"I was on that road last week on a bus and you really get bounced around," he said. "This is a major route for the people going to the tournament."
It's been a bumpy week for Hume and I regret he made his way out of the stall to attend the meeting.
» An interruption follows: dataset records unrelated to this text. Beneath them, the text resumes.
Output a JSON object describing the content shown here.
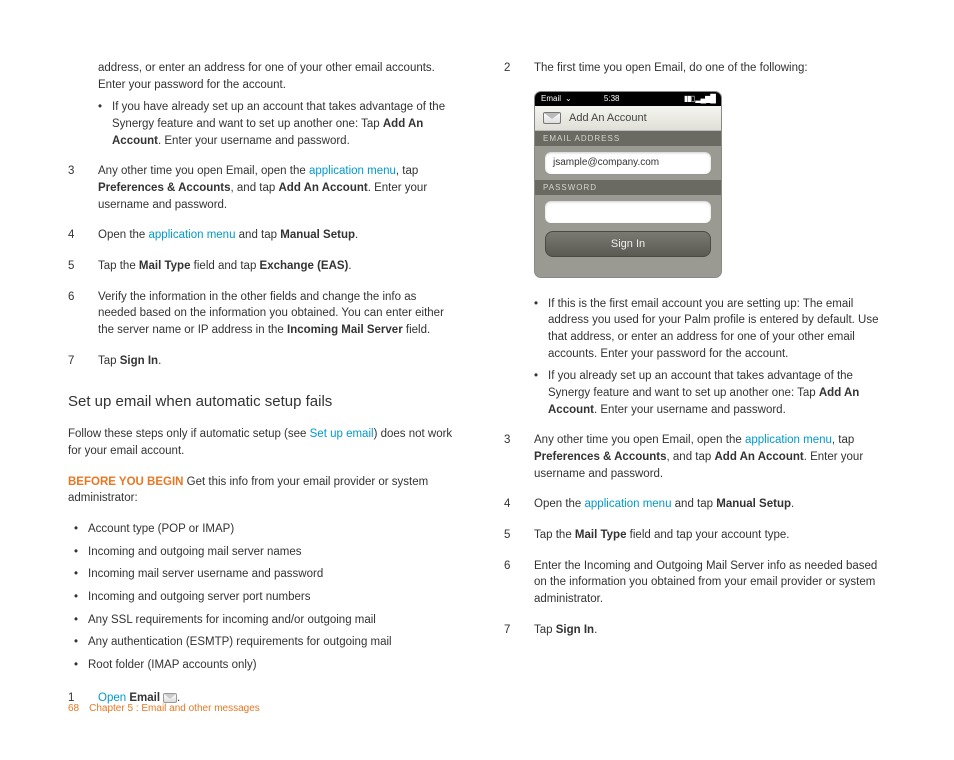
{
  "left": {
    "cont1": "address, or enter an address for one of your other email accounts. Enter your password for the account.",
    "cont2_a": "If you have already set up an account that takes advantage of the Synergy feature and want to set up another one: Tap ",
    "cont2_b": "Add An Account",
    "cont2_c": ". Enter your username and password.",
    "s3_a": "Any other time you open Email, open the ",
    "s3_link": "application menu",
    "s3_b": ", tap ",
    "s3_bold1": "Preferences & Accounts",
    "s3_c": ", and tap ",
    "s3_bold2": "Add An Account",
    "s3_d": ". Enter your username and password.",
    "s4_a": "Open the ",
    "s4_link": "application menu",
    "s4_b": " and tap ",
    "s4_bold": "Manual Setup",
    "s4_c": ".",
    "s5_a": "Tap the ",
    "s5_bold1": "Mail Type",
    "s5_b": " field and tap ",
    "s5_bold2": "Exchange (EAS)",
    "s5_c": ".",
    "s6_a": "Verify the information in the other fields and change the info as needed based on the information you obtained. You can enter either the server name or IP address in the ",
    "s6_bold": "Incoming Mail Server",
    "s6_b": " field.",
    "s7_a": "Tap ",
    "s7_bold": "Sign In",
    "s7_b": ".",
    "h2": "Set up email when automatic setup fails",
    "p1_a": "Follow these steps only if automatic setup (see ",
    "p1_link": "Set up email",
    "p1_b": ") does not work for your email account.",
    "byb": "BEFORE YOU BEGIN",
    "byb_t": "  Get this info from your email provider or system administrator:",
    "bl": [
      "Account type (POP or IMAP)",
      "Incoming and outgoing mail server names",
      "Incoming mail server username and password",
      "Incoming and outgoing server port numbers",
      "Any SSL requirements for incoming and/or outgoing mail",
      "Any authentication (ESMTP) requirements for outgoing mail",
      "Root folder (IMAP accounts only)"
    ],
    "s1_link": "Open",
    "s1_bold": "Email",
    "s1_dot": "."
  },
  "right": {
    "s2": "The first time you open Email, do one of the following:",
    "phone": {
      "status_app": "Email",
      "time": "5:38",
      "header": "Add An Account",
      "label_email": "EMAIL ADDRESS",
      "value_email": "jsample@company.com",
      "label_pw": "PASSWORD",
      "signin": "Sign In"
    },
    "rb1": "If this is the first email account you are setting up: The email address you used for your Palm profile is entered by default. Use that address, or enter an address for one of your other email accounts. Enter your password for the account.",
    "rb2_a": "If you already set up an account that takes advantage of the Synergy feature and want to set up another one: Tap ",
    "rb2_bold": "Add An Account",
    "rb2_b": ". Enter your username and password.",
    "s3_a": "Any other time you open Email, open the ",
    "s3_link": "application menu",
    "s3_b": ", tap ",
    "s3_bold1": "Preferences & Accounts",
    "s3_c": ", and tap ",
    "s3_bold2": "Add An Account",
    "s3_d": ". Enter your username and password.",
    "s4_a": "Open the ",
    "s4_link": "application menu",
    "s4_b": " and tap ",
    "s4_bold": "Manual Setup",
    "s4_c": ".",
    "s5_a": "Tap the ",
    "s5_bold": "Mail Type",
    "s5_b": " field and tap your account type.",
    "s6": "Enter the Incoming and Outgoing Mail Server info as needed based on the information you obtained from your email provider or system administrator.",
    "s7_a": "Tap ",
    "s7_bold": "Sign In",
    "s7_b": "."
  },
  "footer": {
    "page": "68",
    "chapter": "Chapter 5 : Email and other messages"
  }
}
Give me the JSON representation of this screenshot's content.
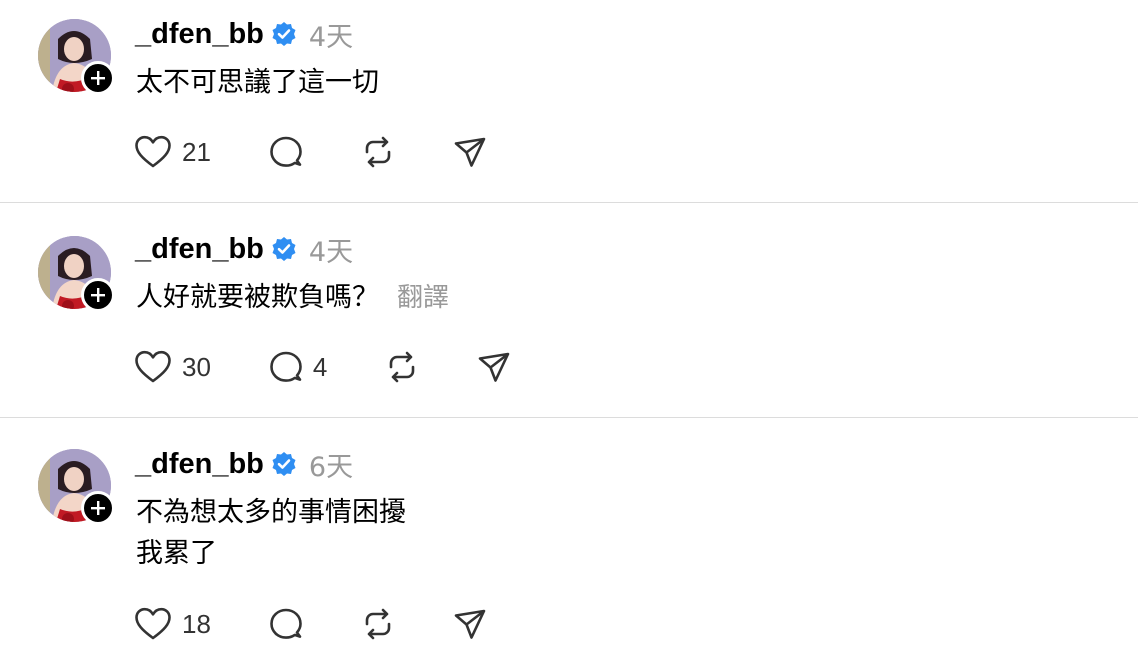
{
  "posts": [
    {
      "username": "_dfen_bb",
      "time": "4天",
      "lines": [
        "太不可思議了這一切"
      ],
      "translate": "",
      "likes": "21",
      "replies": ""
    },
    {
      "username": "_dfen_bb",
      "time": "4天",
      "lines": [
        "人好就要被欺負嗎？"
      ],
      "translate": "翻譯",
      "likes": "30",
      "replies": "4"
    },
    {
      "username": "_dfen_bb",
      "time": "6天",
      "lines": [
        "不為想太多的事情困擾",
        "我累了"
      ],
      "translate": "",
      "likes": "18",
      "replies": ""
    }
  ],
  "icons": {
    "like": "heart-icon",
    "reply": "comment-bubble-icon",
    "repost": "repost-icon",
    "share": "send-icon",
    "verified": "verified-badge-icon",
    "follow": "plus-icon"
  },
  "colors": {
    "verified": "#2f8ef2",
    "secondary_text": "#999999",
    "divider": "#dcdcdc"
  }
}
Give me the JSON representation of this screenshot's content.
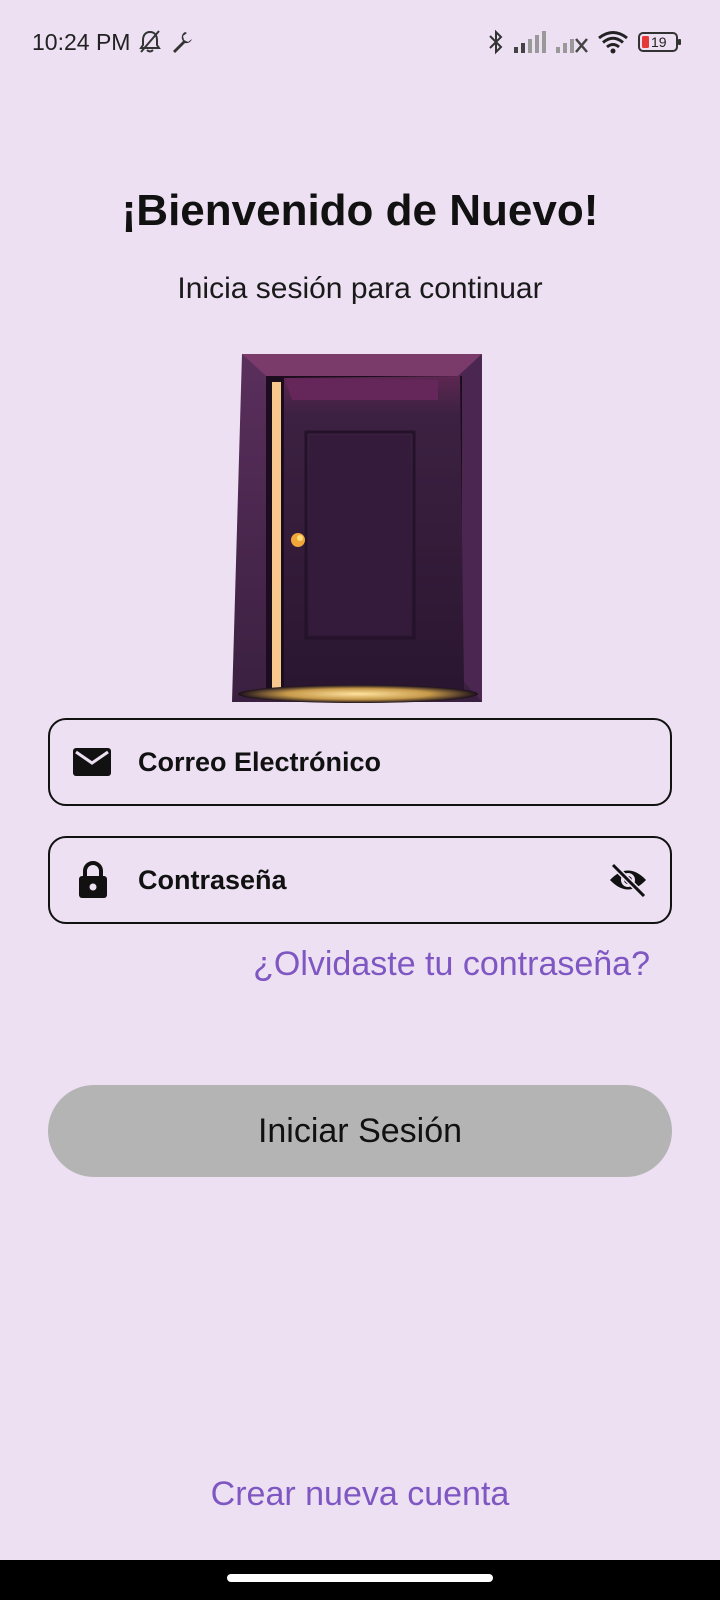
{
  "status_bar": {
    "time": "10:24 PM",
    "battery_level": "19",
    "icons": [
      "bell-off-icon",
      "wrench-icon",
      "bluetooth-icon",
      "signal-icon",
      "signal-no-service-icon",
      "wifi-icon",
      "battery-icon"
    ]
  },
  "login": {
    "title": "¡Bienvenido de Nuevo!",
    "subtitle": "Inicia sesión para continuar",
    "email": {
      "placeholder": "Correo Electrónico",
      "value": "",
      "icon": "mail-icon"
    },
    "password": {
      "placeholder": "Contraseña",
      "value": "",
      "icon": "lock-icon",
      "toggle_icon": "eye-off-icon"
    },
    "forgot_password": "¿Olvidaste tu contraseña?",
    "submit_label": "Iniciar Sesión",
    "create_account": "Crear nueva cuenta"
  },
  "colors": {
    "background": "#ede0f3",
    "link": "#7f57c2",
    "button_disabled": "#b4b4b4",
    "door": "#3e2245"
  }
}
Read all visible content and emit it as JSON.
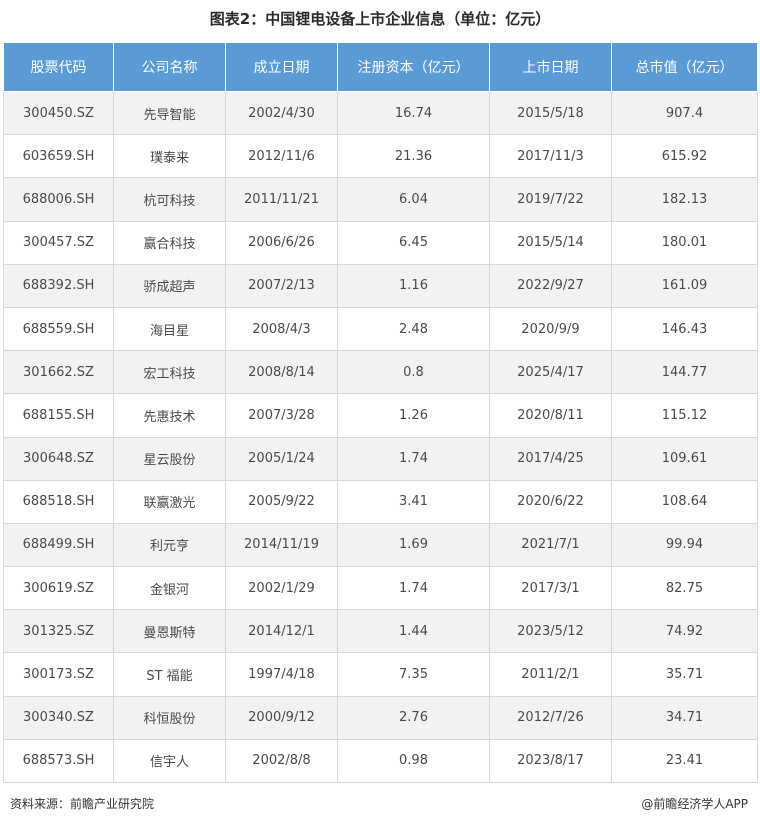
{
  "title": "图表2：中国锂电设备上市企业信息（单位：亿元）",
  "columns": [
    "股票代码",
    "公司名称",
    "成立日期",
    "注册资本（亿元）",
    "上市日期",
    "总市值（亿元）"
  ],
  "rows": [
    [
      "300450.SZ",
      "先导智能",
      "2002/4/30",
      "16.74",
      "2015/5/18",
      "907.4"
    ],
    [
      "603659.SH",
      "璞泰来",
      "2012/11/6",
      "21.36",
      "2017/11/3",
      "615.92"
    ],
    [
      "688006.SH",
      "杭可科技",
      "2011/11/21",
      "6.04",
      "2019/7/22",
      "182.13"
    ],
    [
      "300457.SZ",
      "赢合科技",
      "2006/6/26",
      "6.45",
      "2015/5/14",
      "180.01"
    ],
    [
      "688392.SH",
      "骄成超声",
      "2007/2/13",
      "1.16",
      "2022/9/27",
      "161.09"
    ],
    [
      "688559.SH",
      "海目星",
      "2008/4/3",
      "2.48",
      "2020/9/9",
      "146.43"
    ],
    [
      "301662.SZ",
      "宏工科技",
      "2008/8/14",
      "0.8",
      "2025/4/17",
      "144.77"
    ],
    [
      "688155.SH",
      "先惠技术",
      "2007/3/28",
      "1.26",
      "2020/8/11",
      "115.12"
    ],
    [
      "300648.SZ",
      "星云股份",
      "2005/1/24",
      "1.74",
      "2017/4/25",
      "109.61"
    ],
    [
      "688518.SH",
      "联赢激光",
      "2005/9/22",
      "3.41",
      "2020/6/22",
      "108.64"
    ],
    [
      "688499.SH",
      "利元亨",
      "2014/11/19",
      "1.69",
      "2021/7/1",
      "99.94"
    ],
    [
      "300619.SZ",
      "金银河",
      "2002/1/29",
      "1.74",
      "2017/3/1",
      "82.75"
    ],
    [
      "301325.SZ",
      "曼恩斯特",
      "2014/12/1",
      "1.44",
      "2023/5/12",
      "74.92"
    ],
    [
      "300173.SZ",
      "ST 福能",
      "1997/4/18",
      "7.35",
      "2011/2/1",
      "35.71"
    ],
    [
      "300340.SZ",
      "科恒股份",
      "2000/9/12",
      "2.76",
      "2012/7/26",
      "34.71"
    ],
    [
      "688573.SH",
      "信宇人",
      "2002/8/8",
      "0.98",
      "2023/8/17",
      "23.41"
    ]
  ],
  "footer": {
    "source": "资料来源：前瞻产业研究院",
    "brand": "@前瞻经济学人APP"
  },
  "watermark": "前瞻产业研究院",
  "colors": {
    "header_bg": "#5b9bd5",
    "alt_row_bg": "#f2f2f2"
  }
}
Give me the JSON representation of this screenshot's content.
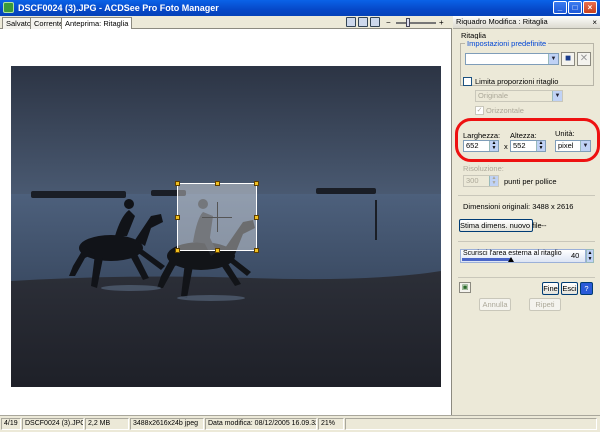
{
  "window": {
    "title": "DSCF0024 (3).JPG - ACDSee Pro Foto Manager",
    "minimize": "_",
    "maximize": "□",
    "close": "×"
  },
  "tabs": [
    {
      "label": "Salvato"
    },
    {
      "label": "Corrente"
    },
    {
      "label": "Anteprima: Ritaglia"
    }
  ],
  "toolbar": {
    "zoom_minus": "−",
    "zoom_plus": "+",
    "zoom_level": 0.3
  },
  "panel": {
    "header": "Riquadro Modifica : Ritaglia",
    "close": "×",
    "section_title": "Ritaglia",
    "presets_legend": "Impostazioni predefinite",
    "preset_value": "",
    "limit_ratio_label": "Limita proporzioni ritaglio",
    "ratio_value": "Originale",
    "horizontal_label": "Orizzontale",
    "horizontal_mark": "✓",
    "width_label": "Larghezza:",
    "width_value": "652",
    "times": "x",
    "height_label": "Altezza:",
    "height_value": "552",
    "unit_label": "Unità:",
    "unit_value": "pixel",
    "resolution_label": "Risoluzione:",
    "resolution_value": "300",
    "resolution_unit": "punti per pollice",
    "original_dims": "Dimensioni originali: 3488 x 2616",
    "estimate_button": "Stima dimens. nuovo file",
    "estimate_result": "---",
    "darken_label": "Scurisci l'area esterna al ritaglio",
    "darken_value": "40",
    "darken_fraction": 0.4,
    "fine_button": "Fine",
    "exit_button": "Esci",
    "help_button": "?",
    "undo_button": "Annulla",
    "redo_button": "Ripeti"
  },
  "status": {
    "index": "4/19",
    "filename": "DSCF0024 (3).JPG",
    "size": "2,2 MB",
    "dims": "3488x2616x24b jpeg",
    "modified": "Data modifica: 08/12/2005 16.09.32",
    "zoom": "21%"
  },
  "colors": {
    "annotation": "#ee1111",
    "crop_handle": "#f0c020",
    "titlebar": "#0648c8"
  }
}
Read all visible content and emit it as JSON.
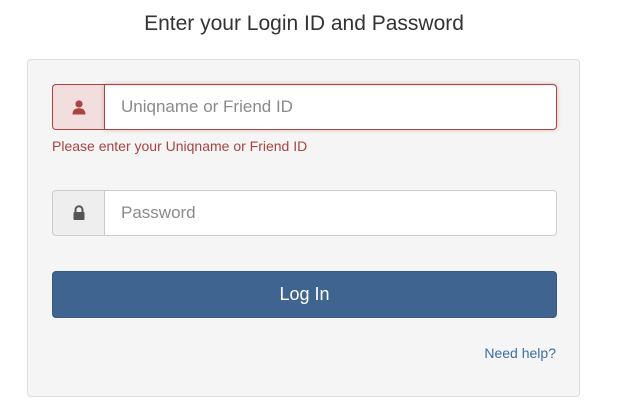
{
  "heading": "Enter your Login ID and Password",
  "username": {
    "icon": "user-icon",
    "placeholder": "Uniqname or Friend ID",
    "value": "",
    "error": "Please enter your Uniqname or Friend ID"
  },
  "password": {
    "icon": "lock-icon",
    "placeholder": "Password",
    "value": ""
  },
  "login_button": "Log In",
  "help_link": "Need help?",
  "colors": {
    "primary": "#3f6490",
    "error": "#a94442",
    "link": "#3a6fa5",
    "panel": "#f5f5f5"
  }
}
Apparently it doesn't matter to Hume that thousands and thousands of Londoners travel similarly treacherous major routes throughout the city, each day, because he keeps getting re-elected and that's all he's really concerned with.
. . city engineer Pete Steblin supported the change, noting the Oxford widening will likely be delayed due to tight finances.

"Shaving and paving is a reasonable option," he said, noting the road is in rough shape and a new surface may buy the city more time before it needs to rebuild the road.

Shaving and paving, or removing a layer of asphalt and then repaving, is a short-term fix with a lifespan of three to five years.

Dropped from the list of priorities in favour of the Oxford Street fix-up would be the shaving and paving of sections of Wonderland Road between Springbank Drive and Southdale Road.

Deputy Mayor Tom Gosnell agreed with the change.

"It's a very major event, but it's also a major roadway and we may not be able to get to it (for reconstruction) for another five years anyway," said Gosnell, council's budget chief.

[..] The Oxford Street move was welcomed by Doug Alexander, co-chairperson of the Hunt Club's organizing committee.

He said the club hasn't lobbied for repairs to Oxford, but "it will be nice to see it done . . . as long as they aren't tearing up the road in August."
It is rumoured that visitors will be provided with city escorts to prevent them from ending up outside designated areas - just imagine if someone accidentially found themselves in the east end or anywhere downtown apart from the interior of the JLC. We wouldn't want to spoil the impression the city is trying to foster by showing them the reality of council's acheivements.


Mike said...

The city should rename that stretch of road "Potemkin Way".

Anonymous said...

Why not fix the gum problem while at it.. check out - it could save mopney on clean up bills.